Task requirements
Your task is to find every line of the data that holds the string "description" and copy it.

Material for this exercise
================================
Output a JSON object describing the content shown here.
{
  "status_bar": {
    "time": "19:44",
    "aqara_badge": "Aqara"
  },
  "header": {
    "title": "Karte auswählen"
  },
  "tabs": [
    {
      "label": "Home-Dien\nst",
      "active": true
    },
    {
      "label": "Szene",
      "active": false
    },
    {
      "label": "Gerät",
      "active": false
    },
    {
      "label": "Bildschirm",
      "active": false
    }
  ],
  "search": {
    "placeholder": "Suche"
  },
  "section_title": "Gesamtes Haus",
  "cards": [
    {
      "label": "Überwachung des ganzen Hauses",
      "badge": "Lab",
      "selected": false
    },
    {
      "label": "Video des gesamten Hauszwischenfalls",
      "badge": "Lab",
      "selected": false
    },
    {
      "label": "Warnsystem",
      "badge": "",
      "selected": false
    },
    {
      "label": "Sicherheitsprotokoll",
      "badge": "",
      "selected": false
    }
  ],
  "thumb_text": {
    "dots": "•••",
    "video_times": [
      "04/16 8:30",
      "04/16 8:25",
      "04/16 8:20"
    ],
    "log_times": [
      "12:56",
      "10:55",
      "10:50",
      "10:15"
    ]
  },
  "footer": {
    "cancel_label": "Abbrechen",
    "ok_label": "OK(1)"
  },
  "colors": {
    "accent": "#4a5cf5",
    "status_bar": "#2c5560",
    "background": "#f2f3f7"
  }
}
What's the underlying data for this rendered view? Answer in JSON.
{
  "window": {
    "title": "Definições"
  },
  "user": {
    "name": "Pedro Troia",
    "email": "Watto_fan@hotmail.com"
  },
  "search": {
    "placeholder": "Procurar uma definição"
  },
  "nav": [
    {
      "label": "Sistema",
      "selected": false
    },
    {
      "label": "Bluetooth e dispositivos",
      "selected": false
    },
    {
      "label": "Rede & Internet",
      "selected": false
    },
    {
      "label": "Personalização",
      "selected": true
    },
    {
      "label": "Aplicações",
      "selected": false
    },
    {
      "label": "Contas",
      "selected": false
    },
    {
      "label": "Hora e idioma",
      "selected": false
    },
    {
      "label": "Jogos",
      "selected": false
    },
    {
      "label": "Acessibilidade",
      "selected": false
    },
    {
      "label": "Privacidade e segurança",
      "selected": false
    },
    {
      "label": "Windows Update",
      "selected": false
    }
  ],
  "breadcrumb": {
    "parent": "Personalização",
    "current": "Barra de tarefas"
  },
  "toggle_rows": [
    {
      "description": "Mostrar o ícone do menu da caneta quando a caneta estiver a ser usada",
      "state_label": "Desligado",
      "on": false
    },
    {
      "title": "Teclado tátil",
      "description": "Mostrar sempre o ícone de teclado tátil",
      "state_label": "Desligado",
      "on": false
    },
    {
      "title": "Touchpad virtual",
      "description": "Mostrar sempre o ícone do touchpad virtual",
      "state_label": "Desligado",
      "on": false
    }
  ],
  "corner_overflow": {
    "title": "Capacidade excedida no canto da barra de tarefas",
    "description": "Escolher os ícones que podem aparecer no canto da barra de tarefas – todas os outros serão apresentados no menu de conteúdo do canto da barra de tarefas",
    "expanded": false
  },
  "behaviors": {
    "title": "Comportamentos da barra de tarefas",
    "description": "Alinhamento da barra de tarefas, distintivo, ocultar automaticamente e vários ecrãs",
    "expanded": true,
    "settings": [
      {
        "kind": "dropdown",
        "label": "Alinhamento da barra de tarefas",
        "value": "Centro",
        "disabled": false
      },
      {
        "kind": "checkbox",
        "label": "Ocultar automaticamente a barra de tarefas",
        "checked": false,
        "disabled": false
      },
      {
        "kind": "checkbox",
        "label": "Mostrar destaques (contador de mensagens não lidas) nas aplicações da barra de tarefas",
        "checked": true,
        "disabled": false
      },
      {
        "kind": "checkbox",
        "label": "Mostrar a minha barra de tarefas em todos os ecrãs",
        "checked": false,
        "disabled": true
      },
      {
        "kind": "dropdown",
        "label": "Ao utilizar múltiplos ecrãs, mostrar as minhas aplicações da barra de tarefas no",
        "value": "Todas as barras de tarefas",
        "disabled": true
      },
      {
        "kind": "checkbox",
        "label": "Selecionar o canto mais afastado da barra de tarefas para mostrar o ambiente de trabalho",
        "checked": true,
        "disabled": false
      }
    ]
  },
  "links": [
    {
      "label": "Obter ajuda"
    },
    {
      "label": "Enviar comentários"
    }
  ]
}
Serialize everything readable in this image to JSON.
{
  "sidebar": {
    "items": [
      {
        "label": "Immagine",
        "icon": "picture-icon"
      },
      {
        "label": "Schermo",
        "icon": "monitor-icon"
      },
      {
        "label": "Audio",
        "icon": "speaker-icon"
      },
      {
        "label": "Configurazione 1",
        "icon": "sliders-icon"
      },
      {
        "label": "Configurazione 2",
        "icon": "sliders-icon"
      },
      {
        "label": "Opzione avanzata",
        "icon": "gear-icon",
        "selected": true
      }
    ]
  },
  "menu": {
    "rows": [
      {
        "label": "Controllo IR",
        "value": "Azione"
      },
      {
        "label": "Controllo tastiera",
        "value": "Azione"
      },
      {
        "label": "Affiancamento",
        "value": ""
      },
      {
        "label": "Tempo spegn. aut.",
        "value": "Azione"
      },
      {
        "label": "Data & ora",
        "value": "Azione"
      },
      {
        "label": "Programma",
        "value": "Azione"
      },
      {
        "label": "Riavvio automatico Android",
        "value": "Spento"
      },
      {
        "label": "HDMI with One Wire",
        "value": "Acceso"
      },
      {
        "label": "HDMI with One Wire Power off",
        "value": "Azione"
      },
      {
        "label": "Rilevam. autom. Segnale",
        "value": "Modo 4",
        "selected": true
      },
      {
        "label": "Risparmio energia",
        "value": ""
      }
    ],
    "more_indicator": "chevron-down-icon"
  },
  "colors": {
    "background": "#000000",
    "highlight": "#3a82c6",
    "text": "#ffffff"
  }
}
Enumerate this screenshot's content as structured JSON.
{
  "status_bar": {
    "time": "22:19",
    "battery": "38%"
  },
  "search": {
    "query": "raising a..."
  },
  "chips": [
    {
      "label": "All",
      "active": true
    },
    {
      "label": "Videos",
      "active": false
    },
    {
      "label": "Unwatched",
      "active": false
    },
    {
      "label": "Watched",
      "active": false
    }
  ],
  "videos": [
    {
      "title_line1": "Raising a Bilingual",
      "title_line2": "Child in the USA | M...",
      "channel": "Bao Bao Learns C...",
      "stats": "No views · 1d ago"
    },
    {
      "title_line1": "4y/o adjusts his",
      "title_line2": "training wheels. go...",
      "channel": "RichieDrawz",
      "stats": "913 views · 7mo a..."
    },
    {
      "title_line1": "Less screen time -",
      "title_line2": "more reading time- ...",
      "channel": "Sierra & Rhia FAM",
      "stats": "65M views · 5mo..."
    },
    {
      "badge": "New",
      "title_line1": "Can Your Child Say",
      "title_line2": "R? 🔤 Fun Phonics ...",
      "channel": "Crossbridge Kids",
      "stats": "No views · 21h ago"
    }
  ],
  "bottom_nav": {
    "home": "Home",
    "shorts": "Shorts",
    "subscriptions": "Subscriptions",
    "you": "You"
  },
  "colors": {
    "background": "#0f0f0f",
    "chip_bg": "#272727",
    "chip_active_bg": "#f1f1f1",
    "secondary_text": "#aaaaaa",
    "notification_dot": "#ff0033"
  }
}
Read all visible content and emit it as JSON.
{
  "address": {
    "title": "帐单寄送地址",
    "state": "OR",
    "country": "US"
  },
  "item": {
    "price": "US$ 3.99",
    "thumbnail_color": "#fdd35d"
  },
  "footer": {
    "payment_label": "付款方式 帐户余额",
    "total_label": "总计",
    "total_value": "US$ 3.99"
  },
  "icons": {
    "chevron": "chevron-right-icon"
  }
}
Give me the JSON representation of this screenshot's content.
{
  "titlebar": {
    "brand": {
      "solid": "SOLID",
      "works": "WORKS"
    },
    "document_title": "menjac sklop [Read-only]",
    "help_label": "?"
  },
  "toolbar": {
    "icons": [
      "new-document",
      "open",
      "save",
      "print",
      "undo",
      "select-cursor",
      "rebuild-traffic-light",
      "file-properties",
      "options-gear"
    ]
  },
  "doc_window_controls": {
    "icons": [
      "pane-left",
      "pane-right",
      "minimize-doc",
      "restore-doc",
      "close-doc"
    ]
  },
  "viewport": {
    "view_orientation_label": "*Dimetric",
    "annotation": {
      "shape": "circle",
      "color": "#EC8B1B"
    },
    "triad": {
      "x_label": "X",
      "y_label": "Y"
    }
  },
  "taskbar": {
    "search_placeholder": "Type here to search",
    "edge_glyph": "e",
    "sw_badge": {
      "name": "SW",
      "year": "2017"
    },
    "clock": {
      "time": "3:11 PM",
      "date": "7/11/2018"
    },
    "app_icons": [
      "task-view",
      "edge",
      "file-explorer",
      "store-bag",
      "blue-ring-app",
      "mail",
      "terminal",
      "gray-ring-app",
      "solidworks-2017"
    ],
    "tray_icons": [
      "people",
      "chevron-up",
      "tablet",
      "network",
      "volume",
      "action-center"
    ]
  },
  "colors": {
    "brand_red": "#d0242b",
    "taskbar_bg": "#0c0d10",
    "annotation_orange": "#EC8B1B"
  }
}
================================
Output of the task
      "description": "Mostrar o ícone do menu da caneta quando a caneta estiver a ser usada",
      "description": "Mostrar sempre o ícone de teclado tátil",
      "description": "Mostrar sempre o ícone do touchpad virtual",
    "description": "Escolher os ícones que podem aparecer no canto da barra de tarefas – todas os outros serão apresentados no menu de conteúdo do canto da barra de tarefas",
    "description": "Alinhamento da barra de tarefas, distintivo, ocultar automaticamente e vários ecrãs",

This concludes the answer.